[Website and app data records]

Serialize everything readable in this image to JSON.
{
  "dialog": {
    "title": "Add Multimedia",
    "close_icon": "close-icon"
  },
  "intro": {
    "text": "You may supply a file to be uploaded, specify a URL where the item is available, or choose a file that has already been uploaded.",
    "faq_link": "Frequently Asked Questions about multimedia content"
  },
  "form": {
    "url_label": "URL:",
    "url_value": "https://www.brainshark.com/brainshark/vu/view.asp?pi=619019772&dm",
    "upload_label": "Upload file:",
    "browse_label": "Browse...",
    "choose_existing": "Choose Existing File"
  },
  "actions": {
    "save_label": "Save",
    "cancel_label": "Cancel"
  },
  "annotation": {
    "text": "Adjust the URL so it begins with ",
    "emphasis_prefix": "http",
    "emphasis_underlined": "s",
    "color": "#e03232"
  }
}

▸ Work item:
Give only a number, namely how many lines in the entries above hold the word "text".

▸ Written solution:
2